“Ay, dootz.” That was, apparently, early “Chuck-speak” meaning “I want juice”. Gd bless my beloved father – gone 6 years – his favorite recollection was always of my first words. The time when our children begin to speak is one of our most cherished memories. It’s a validation point – this beautiful, formerly mute (except for screaming!) little creature is blossoming into an intelligent human being whose potential and possibilities are limitless.
A cursory overview of milestones:
- Many parents can differentiate a 3 month old’s cries. “I’m tired” sounds different from “I’m wet”.
- By 4 or 5 months – “oohs” and “aahs”
- 6 months – babbles, “mama”, “gaga” (consonants using lips and tongue to make sound)
- 12-15 months – first specific words, follows simple instructions (“come here”)

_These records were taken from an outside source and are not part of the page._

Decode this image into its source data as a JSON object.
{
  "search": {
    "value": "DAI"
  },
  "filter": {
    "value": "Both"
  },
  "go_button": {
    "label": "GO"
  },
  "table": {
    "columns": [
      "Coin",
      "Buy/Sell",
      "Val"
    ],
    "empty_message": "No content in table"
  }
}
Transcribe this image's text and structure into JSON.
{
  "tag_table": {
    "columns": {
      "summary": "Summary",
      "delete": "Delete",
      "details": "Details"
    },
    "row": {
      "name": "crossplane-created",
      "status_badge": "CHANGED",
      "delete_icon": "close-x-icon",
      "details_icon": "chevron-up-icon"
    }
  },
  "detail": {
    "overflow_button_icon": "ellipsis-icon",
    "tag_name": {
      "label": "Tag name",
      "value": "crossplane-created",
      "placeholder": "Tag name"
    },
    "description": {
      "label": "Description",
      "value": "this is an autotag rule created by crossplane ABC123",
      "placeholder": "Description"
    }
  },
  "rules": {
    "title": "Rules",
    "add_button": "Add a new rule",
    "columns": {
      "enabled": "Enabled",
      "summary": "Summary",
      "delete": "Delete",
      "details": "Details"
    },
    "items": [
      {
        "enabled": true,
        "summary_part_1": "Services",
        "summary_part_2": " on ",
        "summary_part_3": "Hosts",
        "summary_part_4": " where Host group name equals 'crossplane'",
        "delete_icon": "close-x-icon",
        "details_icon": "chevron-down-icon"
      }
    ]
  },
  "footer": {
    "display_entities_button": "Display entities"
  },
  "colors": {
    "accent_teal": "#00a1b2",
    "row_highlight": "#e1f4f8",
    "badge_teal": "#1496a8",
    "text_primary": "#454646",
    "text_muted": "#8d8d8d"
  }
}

- 18 months – >3 words other than “mama”, “dada”
- 2 years – 2 word phrases/sentences, more complex instructions (“bring your shoes to me”)
The above is quite variable, so no cause for alarm if your child isn’t doing it exactly as I’ve presented. Also, we should remember that language is the ability to express/understand thoughts and concepts using symbols. So all “speech” is “language”, but not necessarily the other way around. Also note that there is “expressive language” (telling) and “receptive” language (understanding). So there are lots of other things you can look for to gauge your child’s developing language skills. (Note that I am refraining from using the word “normal”. There is “normal” and “abnormal” – but again, it’s so variable that I don’t want to drive you, dear reader, crazy if junior doesn’t “do it” exactly as listed here!.):
- Does your toddler point to things, or will he or she look at things that you point to?
- Does your toddler look over to you for approval?
- Does he look at people when you name them?
- Does she identify body parts (“where’s mommy’s nose?”), animal sounds (“what does a doggy say – woof woof?”)
- Does he know hand gestures? (Wave bye-bye, blow kisses) (Note: response to your saying it is understanding language. Repeating a gesture after you perform it is merely imitation.)
- Same for interactive games (“so big!,” “eensy weensy spider”)
An important component is to be sure your child hears – does she turn or startle to sudden loud sounds (not from vibrations)? Please contact me with any questions or concerns.
A 3rd time – language/speech acquisition is quite variable, so try not to let your fears run away too fast/far from your imagination.
This is a very large topic. I will return to it again next time. Thanks for following.